- Dataset rows describing interfaces -
Segment Open

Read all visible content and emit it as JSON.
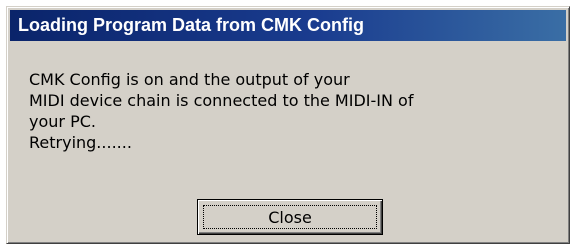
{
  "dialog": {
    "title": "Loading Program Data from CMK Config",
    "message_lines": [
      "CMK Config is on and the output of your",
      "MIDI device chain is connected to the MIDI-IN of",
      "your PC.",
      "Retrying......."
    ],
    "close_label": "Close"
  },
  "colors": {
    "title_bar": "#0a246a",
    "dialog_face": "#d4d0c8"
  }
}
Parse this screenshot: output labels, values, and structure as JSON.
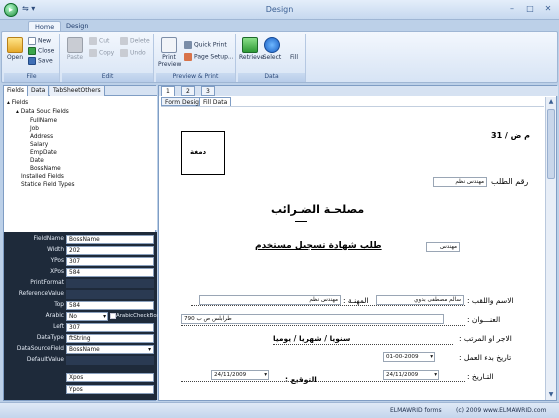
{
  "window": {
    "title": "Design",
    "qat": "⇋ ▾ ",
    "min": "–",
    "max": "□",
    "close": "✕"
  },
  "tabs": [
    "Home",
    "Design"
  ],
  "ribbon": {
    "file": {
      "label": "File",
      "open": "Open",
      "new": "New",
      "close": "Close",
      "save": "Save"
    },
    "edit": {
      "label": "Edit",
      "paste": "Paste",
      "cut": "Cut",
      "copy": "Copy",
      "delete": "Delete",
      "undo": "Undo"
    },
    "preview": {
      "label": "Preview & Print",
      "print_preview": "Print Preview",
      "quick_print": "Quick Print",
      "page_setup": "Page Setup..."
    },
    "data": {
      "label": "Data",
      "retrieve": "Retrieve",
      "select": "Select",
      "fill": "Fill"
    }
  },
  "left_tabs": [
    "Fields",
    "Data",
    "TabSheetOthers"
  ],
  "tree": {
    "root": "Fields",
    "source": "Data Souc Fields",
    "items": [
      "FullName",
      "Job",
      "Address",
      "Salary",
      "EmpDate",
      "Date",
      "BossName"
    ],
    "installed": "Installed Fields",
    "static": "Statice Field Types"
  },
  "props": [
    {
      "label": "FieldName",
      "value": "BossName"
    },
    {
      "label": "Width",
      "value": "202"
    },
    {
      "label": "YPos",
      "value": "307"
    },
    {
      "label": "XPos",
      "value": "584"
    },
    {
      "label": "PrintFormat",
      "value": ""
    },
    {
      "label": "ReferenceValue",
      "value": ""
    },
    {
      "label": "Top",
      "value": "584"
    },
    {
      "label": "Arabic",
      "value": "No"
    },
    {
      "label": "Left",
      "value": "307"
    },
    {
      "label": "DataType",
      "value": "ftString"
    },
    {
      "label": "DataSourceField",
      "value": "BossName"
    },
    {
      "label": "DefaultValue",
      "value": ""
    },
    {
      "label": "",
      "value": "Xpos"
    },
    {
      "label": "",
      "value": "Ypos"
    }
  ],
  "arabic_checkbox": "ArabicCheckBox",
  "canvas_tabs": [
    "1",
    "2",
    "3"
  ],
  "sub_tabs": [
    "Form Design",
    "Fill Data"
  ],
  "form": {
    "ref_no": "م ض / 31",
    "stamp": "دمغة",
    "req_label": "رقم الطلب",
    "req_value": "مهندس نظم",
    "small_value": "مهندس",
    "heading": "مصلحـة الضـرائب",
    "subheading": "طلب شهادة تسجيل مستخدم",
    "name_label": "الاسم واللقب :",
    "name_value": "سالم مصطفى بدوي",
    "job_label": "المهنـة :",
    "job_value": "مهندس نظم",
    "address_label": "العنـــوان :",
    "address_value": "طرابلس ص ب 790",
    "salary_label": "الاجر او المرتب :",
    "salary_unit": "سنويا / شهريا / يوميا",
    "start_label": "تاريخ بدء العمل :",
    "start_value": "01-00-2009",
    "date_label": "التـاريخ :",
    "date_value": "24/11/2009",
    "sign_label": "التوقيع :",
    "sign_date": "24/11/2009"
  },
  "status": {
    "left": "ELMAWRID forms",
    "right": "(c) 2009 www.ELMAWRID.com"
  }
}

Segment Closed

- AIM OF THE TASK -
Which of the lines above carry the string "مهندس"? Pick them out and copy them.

- SOLUTION -
    "req_value": "مهندس نظم",
    "small_value": "مهندس",
    "job_value": "مهندس نظم",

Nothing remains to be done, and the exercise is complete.